Transitions and tools: there are many ways to transition from one scene to another. Here we will see some of the most common (and uncommon) ones. We will also work in detail on useful tools to play inside a scene; the goal of this work is to make our show funny, or poetic, or close to the genre (if present) we’re playing.
Hero’s journey: narrative writing and improvised theatre are two different arts, but they share one common trait: storytelling. We will see how goals drive the story more consistently than conflicts do; the idea is to explore the story horizontally.
Character’s world: exploring their feelings, their past, their reactions, in order to make them as 3-dimensional as possible.


Odi et amo (torna su)

>3 years experience
Truth in emotions - advanced level

Reality vs truth: the goal is to be true, not to be real; we will try to find our truth inside fictional stories.
Gift to your partners: some of the best gifts you can make to your scene partner is working around “I feel – I am” statements, and helping them do so, heightening their emotions and being changed by them. We will try to give our partner many of these gifts.
Hidden blocks: saying “no” is just one of the possible ways you can block the scene. There are other hidden ways, and we will try to identify (and avoid) them.
What and how in emotions: dealing with the extremes of the emotional pendulum, we’ll see that what makes the difference in emotional scenes is almost never the what, it’s always the how. The goal of this workshop is to explore the story vertically, helping the actor being comfortable in situations where the character is not.
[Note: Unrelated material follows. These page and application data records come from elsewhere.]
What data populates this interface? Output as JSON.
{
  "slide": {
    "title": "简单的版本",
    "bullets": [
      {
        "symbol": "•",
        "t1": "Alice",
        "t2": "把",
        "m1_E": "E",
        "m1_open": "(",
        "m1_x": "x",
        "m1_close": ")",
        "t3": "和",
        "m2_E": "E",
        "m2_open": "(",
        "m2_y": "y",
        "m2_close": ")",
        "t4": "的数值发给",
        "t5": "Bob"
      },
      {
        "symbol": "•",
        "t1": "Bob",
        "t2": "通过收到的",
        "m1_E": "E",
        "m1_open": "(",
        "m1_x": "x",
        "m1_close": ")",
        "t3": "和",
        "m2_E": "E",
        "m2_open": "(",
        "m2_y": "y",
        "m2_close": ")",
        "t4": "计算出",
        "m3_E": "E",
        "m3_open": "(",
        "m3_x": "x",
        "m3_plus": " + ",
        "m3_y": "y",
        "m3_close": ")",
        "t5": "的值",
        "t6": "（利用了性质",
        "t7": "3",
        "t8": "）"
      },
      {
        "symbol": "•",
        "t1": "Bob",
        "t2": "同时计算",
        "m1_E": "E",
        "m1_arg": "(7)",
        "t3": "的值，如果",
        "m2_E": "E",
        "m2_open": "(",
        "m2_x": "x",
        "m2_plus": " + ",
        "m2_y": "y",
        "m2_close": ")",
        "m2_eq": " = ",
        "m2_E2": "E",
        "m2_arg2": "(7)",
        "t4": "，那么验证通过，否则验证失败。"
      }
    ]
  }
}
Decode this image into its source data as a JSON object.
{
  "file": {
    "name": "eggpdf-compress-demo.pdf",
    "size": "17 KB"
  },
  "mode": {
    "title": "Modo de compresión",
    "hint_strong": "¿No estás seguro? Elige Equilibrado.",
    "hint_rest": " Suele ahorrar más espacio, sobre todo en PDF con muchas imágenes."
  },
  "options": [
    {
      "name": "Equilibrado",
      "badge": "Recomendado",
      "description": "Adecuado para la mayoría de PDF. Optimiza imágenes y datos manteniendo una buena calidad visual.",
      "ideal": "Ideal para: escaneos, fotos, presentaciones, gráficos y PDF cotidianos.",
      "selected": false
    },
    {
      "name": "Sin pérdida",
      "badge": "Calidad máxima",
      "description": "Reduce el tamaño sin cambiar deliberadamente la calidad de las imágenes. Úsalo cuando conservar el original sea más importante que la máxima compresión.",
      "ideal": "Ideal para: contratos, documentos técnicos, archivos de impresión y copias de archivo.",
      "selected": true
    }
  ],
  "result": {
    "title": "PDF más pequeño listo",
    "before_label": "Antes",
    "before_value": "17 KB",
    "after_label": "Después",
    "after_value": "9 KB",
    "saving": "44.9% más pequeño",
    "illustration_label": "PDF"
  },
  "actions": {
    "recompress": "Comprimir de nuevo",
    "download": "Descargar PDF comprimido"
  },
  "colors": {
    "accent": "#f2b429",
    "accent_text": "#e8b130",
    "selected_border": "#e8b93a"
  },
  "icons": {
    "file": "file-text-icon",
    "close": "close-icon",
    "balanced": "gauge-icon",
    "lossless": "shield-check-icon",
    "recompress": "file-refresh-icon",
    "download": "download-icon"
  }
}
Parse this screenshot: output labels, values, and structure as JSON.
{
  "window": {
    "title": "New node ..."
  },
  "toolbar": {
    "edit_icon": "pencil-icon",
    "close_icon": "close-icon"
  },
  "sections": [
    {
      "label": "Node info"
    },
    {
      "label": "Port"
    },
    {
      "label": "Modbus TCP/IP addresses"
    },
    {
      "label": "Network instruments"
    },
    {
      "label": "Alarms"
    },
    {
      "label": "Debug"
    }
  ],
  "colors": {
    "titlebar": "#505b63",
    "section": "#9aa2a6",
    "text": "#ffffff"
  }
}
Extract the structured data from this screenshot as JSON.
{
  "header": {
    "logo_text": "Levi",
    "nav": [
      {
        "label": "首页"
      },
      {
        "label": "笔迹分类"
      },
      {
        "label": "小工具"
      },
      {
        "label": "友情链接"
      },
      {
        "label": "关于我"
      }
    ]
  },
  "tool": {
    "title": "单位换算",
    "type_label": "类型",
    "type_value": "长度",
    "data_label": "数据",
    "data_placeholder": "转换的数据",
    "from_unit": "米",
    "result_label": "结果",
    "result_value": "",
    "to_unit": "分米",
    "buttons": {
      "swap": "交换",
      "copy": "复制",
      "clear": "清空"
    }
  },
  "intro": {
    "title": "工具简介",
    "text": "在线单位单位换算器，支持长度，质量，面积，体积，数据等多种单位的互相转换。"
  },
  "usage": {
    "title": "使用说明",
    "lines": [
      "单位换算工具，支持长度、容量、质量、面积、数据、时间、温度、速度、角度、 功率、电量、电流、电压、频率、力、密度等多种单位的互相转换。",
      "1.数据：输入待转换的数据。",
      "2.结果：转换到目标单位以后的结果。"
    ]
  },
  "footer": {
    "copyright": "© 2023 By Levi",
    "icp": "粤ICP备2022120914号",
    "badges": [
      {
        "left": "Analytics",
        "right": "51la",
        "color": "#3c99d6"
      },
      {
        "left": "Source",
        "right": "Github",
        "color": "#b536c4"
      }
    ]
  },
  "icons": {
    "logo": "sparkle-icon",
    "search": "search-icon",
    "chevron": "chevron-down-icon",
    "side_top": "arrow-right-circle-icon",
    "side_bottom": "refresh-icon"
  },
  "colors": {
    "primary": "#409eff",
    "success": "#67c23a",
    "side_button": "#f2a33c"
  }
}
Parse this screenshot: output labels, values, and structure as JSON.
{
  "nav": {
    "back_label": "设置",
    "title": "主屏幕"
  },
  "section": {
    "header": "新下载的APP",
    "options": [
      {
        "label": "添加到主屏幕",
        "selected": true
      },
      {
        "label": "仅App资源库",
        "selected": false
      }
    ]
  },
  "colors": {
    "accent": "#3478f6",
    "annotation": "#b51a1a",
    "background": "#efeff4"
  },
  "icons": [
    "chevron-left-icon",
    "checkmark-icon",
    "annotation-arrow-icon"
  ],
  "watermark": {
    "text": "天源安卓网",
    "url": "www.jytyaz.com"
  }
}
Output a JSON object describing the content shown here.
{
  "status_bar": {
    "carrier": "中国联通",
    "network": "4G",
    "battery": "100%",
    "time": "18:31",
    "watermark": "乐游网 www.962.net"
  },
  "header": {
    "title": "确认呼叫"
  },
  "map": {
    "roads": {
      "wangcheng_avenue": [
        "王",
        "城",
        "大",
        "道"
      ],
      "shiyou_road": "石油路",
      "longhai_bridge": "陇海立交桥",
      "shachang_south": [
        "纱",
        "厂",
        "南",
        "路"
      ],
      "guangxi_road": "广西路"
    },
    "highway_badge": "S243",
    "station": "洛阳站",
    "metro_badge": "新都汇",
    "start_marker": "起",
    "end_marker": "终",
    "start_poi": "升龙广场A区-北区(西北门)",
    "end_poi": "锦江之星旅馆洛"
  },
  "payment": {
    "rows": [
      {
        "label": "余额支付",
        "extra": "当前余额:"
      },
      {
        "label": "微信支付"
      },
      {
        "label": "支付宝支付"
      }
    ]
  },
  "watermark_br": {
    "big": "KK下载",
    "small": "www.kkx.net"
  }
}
Your group - specific (torna su)

Does your group need to work on some specific area? Maybe you would benefit from an external eye on how you perform? You could use suggestions on how to improve what you already do?
I would be happy to help with your specific needs.